Top of Records provided

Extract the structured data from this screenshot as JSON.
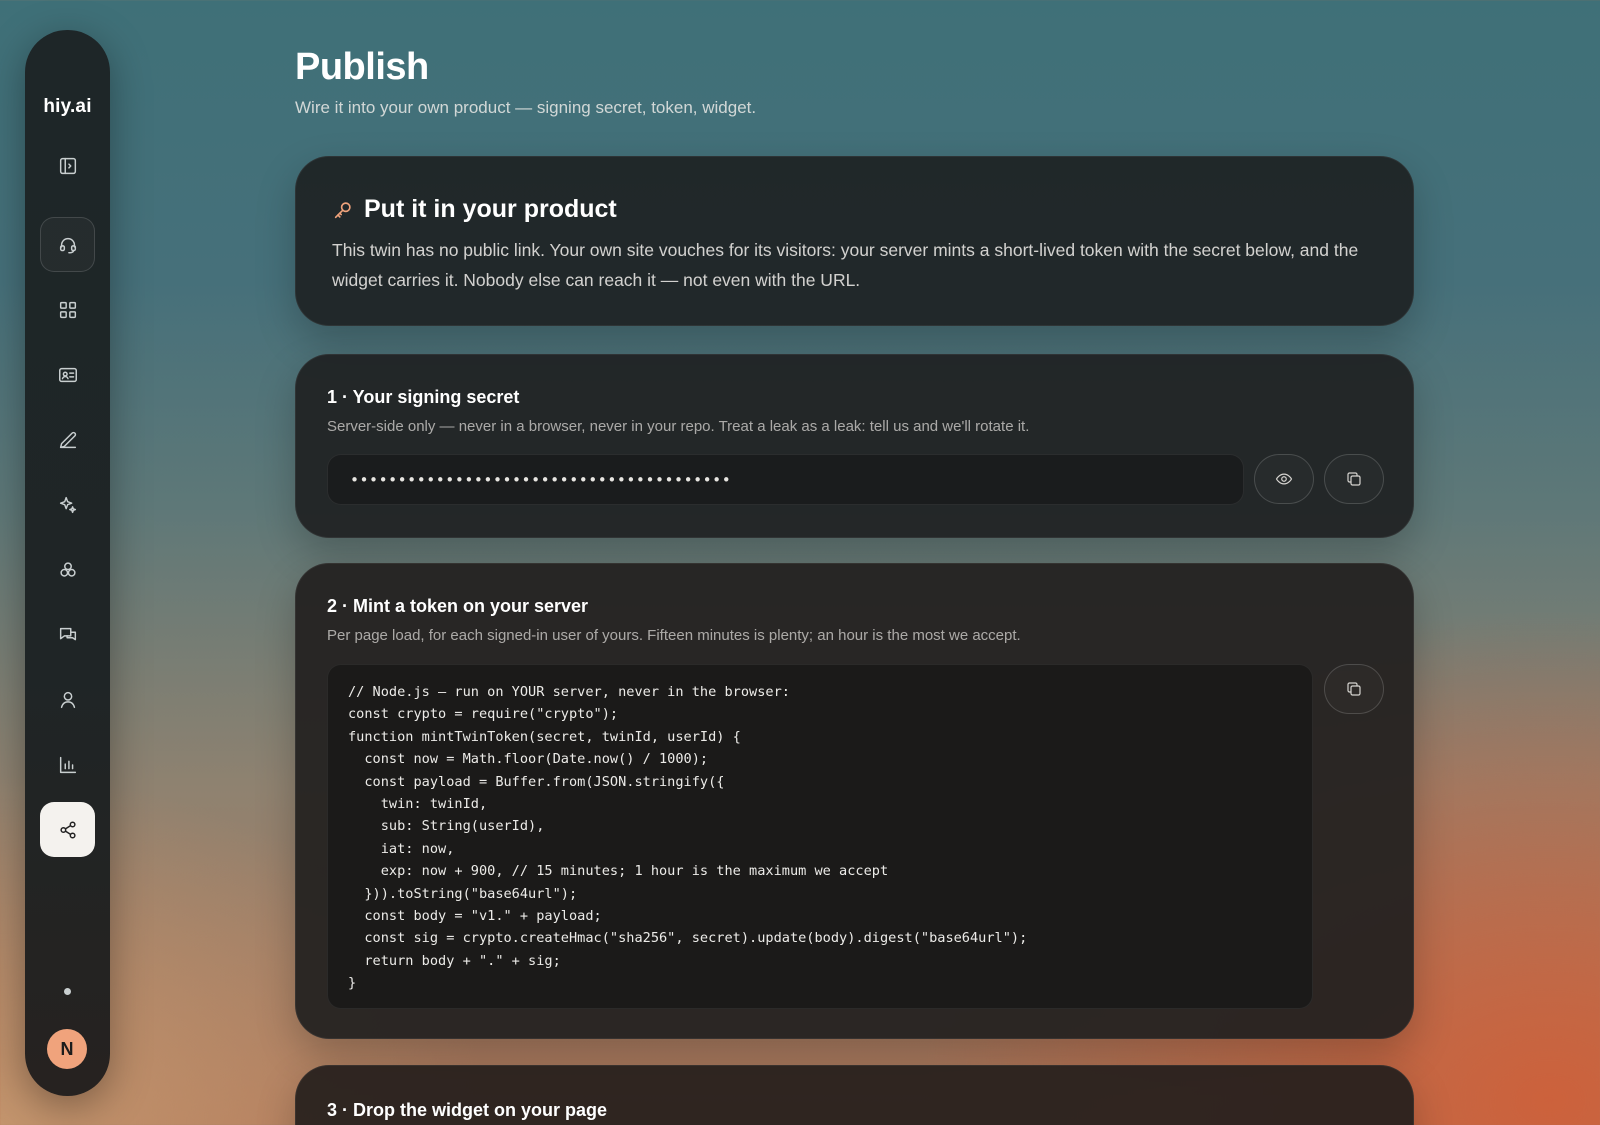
{
  "sidebar": {
    "brand": "hiy.ai",
    "items": [
      {
        "icon": "panel-toggle-icon"
      },
      {
        "icon": "headset-icon"
      },
      {
        "icon": "grid-icon"
      },
      {
        "icon": "id-card-icon"
      },
      {
        "icon": "pencil-icon"
      },
      {
        "icon": "sparkles-icon"
      },
      {
        "icon": "cluster-icon"
      },
      {
        "icon": "chat-icon"
      },
      {
        "icon": "user-icon"
      },
      {
        "icon": "bar-chart-icon"
      },
      {
        "icon": "share-icon",
        "active": true
      }
    ],
    "avatar_initial": "N"
  },
  "page": {
    "title": "Publish",
    "subtitle": "Wire it into your own product — signing secret, token, widget."
  },
  "intro": {
    "icon": "key-icon",
    "title": "Put it in your product",
    "body": "This twin has no public link. Your own site vouches for its visitors: your server mints a short-lived token with the secret below, and the widget carries it. Nobody else can reach it — not even with the URL."
  },
  "step1": {
    "title": "1 · Your signing secret",
    "description": "Server-side only — never in a browser, never in your repo. Treat a leak as a leak: tell us and we'll rotate it.",
    "secret_masked": "••••••••••••••••••••••••••••••••••••••••",
    "reveal_icon": "eye-icon",
    "copy_icon": "copy-icon"
  },
  "step2": {
    "title": "2 · Mint a token on your server",
    "description": "Per page load, for each signed-in user of yours. Fifteen minutes is plenty; an hour is the most we accept.",
    "code": "// Node.js — run on YOUR server, never in the browser:\nconst crypto = require(\"crypto\");\nfunction mintTwinToken(secret, twinId, userId) {\n  const now = Math.floor(Date.now() / 1000);\n  const payload = Buffer.from(JSON.stringify({\n    twin: twinId,\n    sub: String(userId),\n    iat: now,\n    exp: now + 900, // 15 minutes; 1 hour is the maximum we accept\n  })).toString(\"base64url\");\n  const body = \"v1.\" + payload;\n  const sig = crypto.createHmac(\"sha256\", secret).update(body).digest(\"base64url\");\n  return body + \".\" + sig;\n}",
    "copy_icon": "copy-icon"
  },
  "step3": {
    "title": "3 · Drop the widget on your page"
  }
}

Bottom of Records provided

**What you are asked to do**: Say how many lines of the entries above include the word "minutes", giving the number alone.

**Task output**: 2